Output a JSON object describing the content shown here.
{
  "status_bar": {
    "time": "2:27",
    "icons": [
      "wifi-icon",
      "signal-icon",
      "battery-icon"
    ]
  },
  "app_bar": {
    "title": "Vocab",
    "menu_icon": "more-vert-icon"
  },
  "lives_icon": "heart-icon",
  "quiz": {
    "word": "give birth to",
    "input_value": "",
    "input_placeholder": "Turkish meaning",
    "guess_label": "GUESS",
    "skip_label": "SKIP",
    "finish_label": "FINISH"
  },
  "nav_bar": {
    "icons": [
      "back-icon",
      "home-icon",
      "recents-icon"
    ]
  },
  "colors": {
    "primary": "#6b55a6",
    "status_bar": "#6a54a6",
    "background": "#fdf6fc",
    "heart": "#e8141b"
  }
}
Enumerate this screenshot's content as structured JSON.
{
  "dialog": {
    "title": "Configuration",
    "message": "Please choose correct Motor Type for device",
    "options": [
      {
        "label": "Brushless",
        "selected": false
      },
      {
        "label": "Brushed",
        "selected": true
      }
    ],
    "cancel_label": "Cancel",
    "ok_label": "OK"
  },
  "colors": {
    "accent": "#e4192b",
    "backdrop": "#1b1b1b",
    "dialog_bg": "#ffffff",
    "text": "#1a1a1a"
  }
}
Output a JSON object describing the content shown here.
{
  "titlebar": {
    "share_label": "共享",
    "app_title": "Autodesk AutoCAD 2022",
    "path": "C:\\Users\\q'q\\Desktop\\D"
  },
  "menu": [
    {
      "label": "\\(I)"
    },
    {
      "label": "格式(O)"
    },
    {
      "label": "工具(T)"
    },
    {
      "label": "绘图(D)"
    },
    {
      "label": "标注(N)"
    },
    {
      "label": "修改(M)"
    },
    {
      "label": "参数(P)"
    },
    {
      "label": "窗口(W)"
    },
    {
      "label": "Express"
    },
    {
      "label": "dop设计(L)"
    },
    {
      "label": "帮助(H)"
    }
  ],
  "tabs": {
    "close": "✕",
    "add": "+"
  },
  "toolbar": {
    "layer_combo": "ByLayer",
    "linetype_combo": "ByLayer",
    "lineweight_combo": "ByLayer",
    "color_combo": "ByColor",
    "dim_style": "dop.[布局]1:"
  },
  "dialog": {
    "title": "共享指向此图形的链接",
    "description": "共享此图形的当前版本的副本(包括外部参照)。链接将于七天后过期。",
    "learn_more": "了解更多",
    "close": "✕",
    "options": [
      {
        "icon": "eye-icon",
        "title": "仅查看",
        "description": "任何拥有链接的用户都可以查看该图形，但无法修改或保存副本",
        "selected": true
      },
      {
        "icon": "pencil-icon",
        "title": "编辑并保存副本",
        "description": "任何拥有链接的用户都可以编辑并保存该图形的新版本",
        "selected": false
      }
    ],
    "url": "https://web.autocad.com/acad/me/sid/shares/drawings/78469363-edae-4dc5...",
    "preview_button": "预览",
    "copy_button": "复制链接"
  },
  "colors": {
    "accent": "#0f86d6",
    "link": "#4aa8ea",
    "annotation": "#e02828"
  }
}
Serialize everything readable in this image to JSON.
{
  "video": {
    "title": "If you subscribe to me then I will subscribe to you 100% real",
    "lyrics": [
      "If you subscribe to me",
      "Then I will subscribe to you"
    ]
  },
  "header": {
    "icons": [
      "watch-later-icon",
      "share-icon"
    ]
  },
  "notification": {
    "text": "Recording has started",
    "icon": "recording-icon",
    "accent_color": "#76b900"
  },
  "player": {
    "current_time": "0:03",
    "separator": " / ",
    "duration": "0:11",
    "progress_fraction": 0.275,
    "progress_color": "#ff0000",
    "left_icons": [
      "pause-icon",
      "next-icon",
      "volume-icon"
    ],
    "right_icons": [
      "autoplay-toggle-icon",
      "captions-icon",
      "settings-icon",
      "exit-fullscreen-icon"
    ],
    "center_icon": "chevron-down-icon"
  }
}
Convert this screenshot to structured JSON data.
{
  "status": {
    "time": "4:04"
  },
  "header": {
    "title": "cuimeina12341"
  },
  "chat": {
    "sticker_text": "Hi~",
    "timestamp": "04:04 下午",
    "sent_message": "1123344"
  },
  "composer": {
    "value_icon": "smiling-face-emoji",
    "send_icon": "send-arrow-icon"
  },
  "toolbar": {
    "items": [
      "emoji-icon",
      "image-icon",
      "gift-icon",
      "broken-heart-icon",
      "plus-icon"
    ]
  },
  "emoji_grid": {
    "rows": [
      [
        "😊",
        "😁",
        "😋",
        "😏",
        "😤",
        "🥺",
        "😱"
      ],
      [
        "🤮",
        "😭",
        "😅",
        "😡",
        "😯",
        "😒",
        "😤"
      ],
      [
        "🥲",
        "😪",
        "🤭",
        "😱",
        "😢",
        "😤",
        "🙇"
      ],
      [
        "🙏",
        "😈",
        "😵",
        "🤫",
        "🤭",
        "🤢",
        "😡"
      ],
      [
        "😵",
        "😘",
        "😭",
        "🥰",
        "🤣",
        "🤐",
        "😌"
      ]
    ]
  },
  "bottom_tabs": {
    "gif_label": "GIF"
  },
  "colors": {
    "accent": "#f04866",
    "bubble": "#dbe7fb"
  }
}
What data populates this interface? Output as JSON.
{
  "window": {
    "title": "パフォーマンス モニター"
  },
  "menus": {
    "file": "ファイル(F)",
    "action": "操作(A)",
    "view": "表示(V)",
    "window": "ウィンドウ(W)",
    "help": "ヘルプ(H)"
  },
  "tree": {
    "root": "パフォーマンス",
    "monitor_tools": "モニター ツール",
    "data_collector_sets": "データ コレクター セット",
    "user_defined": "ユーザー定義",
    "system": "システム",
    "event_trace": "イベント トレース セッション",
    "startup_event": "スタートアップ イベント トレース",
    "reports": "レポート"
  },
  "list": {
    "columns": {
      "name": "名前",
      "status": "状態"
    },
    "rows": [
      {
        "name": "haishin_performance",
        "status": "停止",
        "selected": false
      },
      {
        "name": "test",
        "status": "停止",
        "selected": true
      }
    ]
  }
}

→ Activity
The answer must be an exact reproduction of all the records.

→ Answer to this task
Output a JSON object describing the content shown here.
{
  "status_bar": {
    "time": "2:27",
    "icons": [
      "wifi-icon",
      "signal-icon",
      "battery-icon"
    ]
  },
  "app_bar": {
    "title": "Vocab",
    "menu_icon": "more-vert-icon"
  },
  "lives_icon": "heart-icon",
  "quiz": {
    "word": "give birth to",
    "input_value": "",
    "input_placeholder": "Turkish meaning",
    "guess_label": "GUESS",
    "skip_label": "SKIP",
    "finish_label": "FINISH"
  },
  "nav_bar": {
    "icons": [
      "back-icon",
      "home-icon",
      "recents-icon"
    ]
  },
  "colors": {
    "primary": "#6b55a6",
    "status_bar": "#6a54a6",
    "background": "#fdf6fc",
    "heart": "#e8141b"
  }
}
Enumerate this screenshot's content as structured JSON.
{
  "dialog": {
    "title": "Configuration",
    "message": "Please choose correct Motor Type for device",
    "options": [
      {
        "label": "Brushless",
        "selected": false
      },
      {
        "label": "Brushed",
        "selected": true
      }
    ],
    "cancel_label": "Cancel",
    "ok_label": "OK"
  },
  "colors": {
    "accent": "#e4192b",
    "backdrop": "#1b1b1b",
    "dialog_bg": "#ffffff",
    "text": "#1a1a1a"
  }
}
Output a JSON object describing the content shown here.
{
  "titlebar": {
    "share_label": "共享",
    "app_title": "Autodesk AutoCAD 2022",
    "path": "C:\\Users\\q'q\\Desktop\\D"
  },
  "menu": [
    {
      "label": "\\(I)"
    },
    {
      "label": "格式(O)"
    },
    {
      "label": "工具(T)"
    },
    {
      "label": "绘图(D)"
    },
    {
      "label": "标注(N)"
    },
    {
      "label": "修改(M)"
    },
    {
      "label": "参数(P)"
    },
    {
      "label": "窗口(W)"
    },
    {
      "label": "Express"
    },
    {
      "label": "dop设计(L)"
    },
    {
      "label": "帮助(H)"
    }
  ],
  "tabs": {
    "close": "✕",
    "add": "+"
  },
  "toolbar": {
    "layer_combo": "ByLayer",
    "linetype_combo": "ByLayer",
    "lineweight_combo": "ByLayer",
    "color_combo": "ByColor",
    "dim_style": "dop.[布局]1:"
  },
  "dialog": {
    "title": "共享指向此图形的链接",
    "description": "共享此图形的当前版本的副本(包括外部参照)。链接将于七天后过期。",
    "learn_more": "了解更多",
    "close": "✕",
    "options": [
      {
        "icon": "eye-icon",
        "title": "仅查看",
        "description": "任何拥有链接的用户都可以查看该图形，但无法修改或保存副本",
        "selected": true
      },
      {
        "icon": "pencil-icon",
        "title": "编辑并保存副本",
        "description": "任何拥有链接的用户都可以编辑并保存该图形的新版本",
        "selected": false
      }
    ],
    "url": "https://web.autocad.com/acad/me/sid/shares/drawings/78469363-edae-4dc5...",
    "preview_button": "预览",
    "copy_button": "复制链接"
  },
  "colors": {
    "accent": "#0f86d6",
    "link": "#4aa8ea",
    "annotation": "#e02828"
  }
}
Serialize everything readable in this image to JSON.
{
  "video": {
    "title": "If you subscribe to me then I will subscribe to you 100% real",
    "lyrics": [
      "If you subscribe to me",
      "Then I will subscribe to you"
    ]
  },
  "header": {
    "icons": [
      "watch-later-icon",
      "share-icon"
    ]
  },
  "notification": {
    "text": "Recording has started",
    "icon": "recording-icon",
    "accent_color": "#76b900"
  },
  "player": {
    "current_time": "0:03",
    "separator": " / ",
    "duration": "0:11",
    "progress_fraction": 0.275,
    "progress_color": "#ff0000",
    "left_icons": [
      "pause-icon",
      "next-icon",
      "volume-icon"
    ],
    "right_icons": [
      "autoplay-toggle-icon",
      "captions-icon",
      "settings-icon",
      "exit-fullscreen-icon"
    ],
    "center_icon": "chevron-down-icon"
  }
}
Convert this screenshot to structured JSON data.
{
  "status": {
    "time": "4:04"
  },
  "header": {
    "title": "cuimeina12341"
  },
  "chat": {
    "sticker_text": "Hi~",
    "timestamp": "04:04 下午",
    "sent_message": "1123344"
  },
  "composer": {
    "value_icon": "smiling-face-emoji",
    "send_icon": "send-arrow-icon"
  },
  "toolbar": {
    "items": [
      "emoji-icon",
      "image-icon",
      "gift-icon",
      "broken-heart-icon",
      "plus-icon"
    ]
  },
  "emoji_grid": {
    "rows": [
      [
        "😊",
        "😁",
        "😋",
        "😏",
        "😤",
        "🥺",
        "😱"
      ],
      [
        "🤮",
        "😭",
        "😅",
        "😡",
        "😯",
        "😒",
        "😤"
      ],
      [
        "🥲",
        "😪",
        "🤭",
        "😱",
        "😢",
        "😤",
        "🙇"
      ],
      [
        "🙏",
        "😈",
        "😵",
        "🤫",
        "🤭",
        "🤢",
        "😡"
      ],
      [
        "😵",
        "😘",
        "😭",
        "🥰",
        "🤣",
        "🤐",
        "😌"
      ]
    ]
  },
  "bottom_tabs": {
    "gif_label": "GIF"
  },
  "colors": {
    "accent": "#f04866",
    "bubble": "#dbe7fb"
  }
}
What data populates this interface? Output as JSON.
{
  "window": {
    "title": "パフォーマンス モニター"
  },
  "menus": {
    "file": "ファイル(F)",
    "action": "操作(A)",
    "view": "表示(V)",
    "window": "ウィンドウ(W)",
    "help": "ヘルプ(H)"
  },
  "tree": {
    "root": "パフォーマンス",
    "monitor_tools": "モニター ツール",
    "data_collector_sets": "データ コレクター セット",
    "user_defined": "ユーザー定義",
    "system": "システム",
    "event_trace": "イベント トレース セッション",
    "startup_event": "スタートアップ イベント トレース",
    "reports": "レポート"
  },
  "list": {
    "columns": {
      "name": "名前",
      "status": "状態"
    },
    "rows": [
      {
        "name": "haishin_performance",
        "status": "停止",
        "selected": false
      },
      {
        "name": "test",
        "status": "停止",
        "selected": true
      }
    ]
  }
}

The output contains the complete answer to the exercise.